> **Input data**
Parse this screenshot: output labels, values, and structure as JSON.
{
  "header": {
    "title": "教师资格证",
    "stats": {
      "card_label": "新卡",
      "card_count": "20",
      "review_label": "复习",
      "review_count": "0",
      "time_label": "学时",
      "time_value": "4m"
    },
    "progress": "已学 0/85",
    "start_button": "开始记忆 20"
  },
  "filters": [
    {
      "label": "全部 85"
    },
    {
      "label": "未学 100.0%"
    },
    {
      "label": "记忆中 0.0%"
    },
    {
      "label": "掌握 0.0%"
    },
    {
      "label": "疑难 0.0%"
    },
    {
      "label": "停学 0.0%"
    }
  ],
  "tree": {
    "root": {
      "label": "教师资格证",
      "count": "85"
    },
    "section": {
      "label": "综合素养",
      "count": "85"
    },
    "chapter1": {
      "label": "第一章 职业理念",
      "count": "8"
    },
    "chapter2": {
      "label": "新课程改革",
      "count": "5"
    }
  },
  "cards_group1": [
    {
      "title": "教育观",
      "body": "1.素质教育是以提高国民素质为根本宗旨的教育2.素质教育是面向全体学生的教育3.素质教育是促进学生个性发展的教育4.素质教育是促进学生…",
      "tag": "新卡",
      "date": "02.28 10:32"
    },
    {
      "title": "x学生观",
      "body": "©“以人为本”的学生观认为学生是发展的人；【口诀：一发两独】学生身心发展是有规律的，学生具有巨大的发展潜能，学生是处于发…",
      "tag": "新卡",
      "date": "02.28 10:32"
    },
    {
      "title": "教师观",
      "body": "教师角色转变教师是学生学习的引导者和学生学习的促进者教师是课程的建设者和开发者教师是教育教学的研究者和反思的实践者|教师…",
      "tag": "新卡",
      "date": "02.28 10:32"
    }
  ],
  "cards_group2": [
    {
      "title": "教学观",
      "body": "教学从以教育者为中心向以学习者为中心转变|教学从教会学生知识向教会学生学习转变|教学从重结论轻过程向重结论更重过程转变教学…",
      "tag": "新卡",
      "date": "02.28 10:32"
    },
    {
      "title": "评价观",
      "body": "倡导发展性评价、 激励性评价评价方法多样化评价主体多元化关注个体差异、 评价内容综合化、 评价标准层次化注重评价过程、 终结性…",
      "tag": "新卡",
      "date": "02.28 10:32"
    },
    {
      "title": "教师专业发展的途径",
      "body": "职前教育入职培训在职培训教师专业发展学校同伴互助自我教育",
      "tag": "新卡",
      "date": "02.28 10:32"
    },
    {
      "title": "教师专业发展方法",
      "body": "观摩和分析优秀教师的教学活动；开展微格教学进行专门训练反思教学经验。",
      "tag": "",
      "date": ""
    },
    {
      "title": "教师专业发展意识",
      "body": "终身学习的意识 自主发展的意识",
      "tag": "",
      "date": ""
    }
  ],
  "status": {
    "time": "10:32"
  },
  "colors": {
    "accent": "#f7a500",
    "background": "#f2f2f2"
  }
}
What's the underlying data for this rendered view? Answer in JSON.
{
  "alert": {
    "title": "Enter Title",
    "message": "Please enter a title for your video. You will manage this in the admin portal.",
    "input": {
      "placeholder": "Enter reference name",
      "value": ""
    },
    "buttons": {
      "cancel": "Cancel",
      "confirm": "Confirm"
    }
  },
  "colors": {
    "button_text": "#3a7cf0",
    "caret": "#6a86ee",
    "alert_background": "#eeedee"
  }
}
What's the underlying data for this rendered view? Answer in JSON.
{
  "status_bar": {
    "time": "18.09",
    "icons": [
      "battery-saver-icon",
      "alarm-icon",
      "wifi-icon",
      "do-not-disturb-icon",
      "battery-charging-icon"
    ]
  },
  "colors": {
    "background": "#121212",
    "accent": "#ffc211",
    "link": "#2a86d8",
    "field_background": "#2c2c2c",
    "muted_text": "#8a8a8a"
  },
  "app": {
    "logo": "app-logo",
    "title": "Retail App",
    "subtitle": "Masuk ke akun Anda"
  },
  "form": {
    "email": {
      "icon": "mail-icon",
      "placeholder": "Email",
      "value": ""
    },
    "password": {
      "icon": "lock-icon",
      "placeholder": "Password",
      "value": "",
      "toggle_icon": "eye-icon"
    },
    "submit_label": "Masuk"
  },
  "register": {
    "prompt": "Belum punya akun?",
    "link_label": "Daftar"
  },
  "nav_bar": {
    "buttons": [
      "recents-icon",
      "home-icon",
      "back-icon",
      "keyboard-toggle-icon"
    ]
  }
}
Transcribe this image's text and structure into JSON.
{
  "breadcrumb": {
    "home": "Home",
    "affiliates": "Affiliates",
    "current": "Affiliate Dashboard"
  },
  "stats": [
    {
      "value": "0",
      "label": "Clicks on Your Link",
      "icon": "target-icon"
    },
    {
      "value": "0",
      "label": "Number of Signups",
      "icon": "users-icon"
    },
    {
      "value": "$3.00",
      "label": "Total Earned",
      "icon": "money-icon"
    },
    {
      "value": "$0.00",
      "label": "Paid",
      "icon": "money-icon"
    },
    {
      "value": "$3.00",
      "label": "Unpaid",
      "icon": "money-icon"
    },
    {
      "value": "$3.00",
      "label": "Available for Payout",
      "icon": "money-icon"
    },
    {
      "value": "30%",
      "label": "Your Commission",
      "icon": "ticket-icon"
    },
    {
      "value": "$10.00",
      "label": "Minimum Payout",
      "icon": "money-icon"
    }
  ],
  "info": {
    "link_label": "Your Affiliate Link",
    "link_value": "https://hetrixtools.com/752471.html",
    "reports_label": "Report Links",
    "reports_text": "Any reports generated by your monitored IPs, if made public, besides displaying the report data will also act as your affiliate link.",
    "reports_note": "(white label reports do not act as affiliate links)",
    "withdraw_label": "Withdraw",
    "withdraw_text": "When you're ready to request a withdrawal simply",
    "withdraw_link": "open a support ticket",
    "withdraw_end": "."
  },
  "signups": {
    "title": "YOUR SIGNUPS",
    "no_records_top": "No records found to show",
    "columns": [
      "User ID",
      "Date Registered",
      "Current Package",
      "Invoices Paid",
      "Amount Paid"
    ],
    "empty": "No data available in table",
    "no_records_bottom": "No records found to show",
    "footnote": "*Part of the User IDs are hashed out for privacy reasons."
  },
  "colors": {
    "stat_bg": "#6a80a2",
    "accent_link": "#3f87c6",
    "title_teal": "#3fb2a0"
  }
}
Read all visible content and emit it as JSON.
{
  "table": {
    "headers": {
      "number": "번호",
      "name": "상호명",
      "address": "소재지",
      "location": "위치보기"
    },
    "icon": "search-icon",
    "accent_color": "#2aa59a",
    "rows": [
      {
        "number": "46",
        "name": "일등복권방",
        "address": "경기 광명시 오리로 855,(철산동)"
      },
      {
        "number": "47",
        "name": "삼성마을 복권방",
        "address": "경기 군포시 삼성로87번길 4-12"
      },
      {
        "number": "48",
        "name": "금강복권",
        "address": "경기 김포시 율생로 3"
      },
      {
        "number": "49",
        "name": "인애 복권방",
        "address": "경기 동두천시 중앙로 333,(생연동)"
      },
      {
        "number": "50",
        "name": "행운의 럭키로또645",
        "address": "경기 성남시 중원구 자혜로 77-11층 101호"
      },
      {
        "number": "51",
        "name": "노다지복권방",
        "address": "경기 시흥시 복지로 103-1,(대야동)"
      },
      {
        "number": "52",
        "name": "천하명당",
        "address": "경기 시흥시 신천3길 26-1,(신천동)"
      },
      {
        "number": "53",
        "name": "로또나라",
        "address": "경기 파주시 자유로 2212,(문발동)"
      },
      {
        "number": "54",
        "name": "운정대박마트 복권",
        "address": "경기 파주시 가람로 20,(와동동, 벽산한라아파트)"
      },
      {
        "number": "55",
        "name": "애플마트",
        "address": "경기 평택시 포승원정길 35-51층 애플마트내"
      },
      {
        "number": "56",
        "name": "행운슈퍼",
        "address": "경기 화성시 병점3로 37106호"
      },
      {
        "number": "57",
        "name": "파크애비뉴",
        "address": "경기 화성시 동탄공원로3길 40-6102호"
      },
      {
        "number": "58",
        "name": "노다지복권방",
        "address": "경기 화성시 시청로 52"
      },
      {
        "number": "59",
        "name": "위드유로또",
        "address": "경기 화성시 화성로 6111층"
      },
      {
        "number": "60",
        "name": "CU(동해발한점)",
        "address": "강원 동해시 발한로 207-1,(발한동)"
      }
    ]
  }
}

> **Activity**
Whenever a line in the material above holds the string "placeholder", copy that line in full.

> **Solved exercise**
      "placeholder": "Enter reference name",
      "placeholder": "Email",
      "placeholder": "Password",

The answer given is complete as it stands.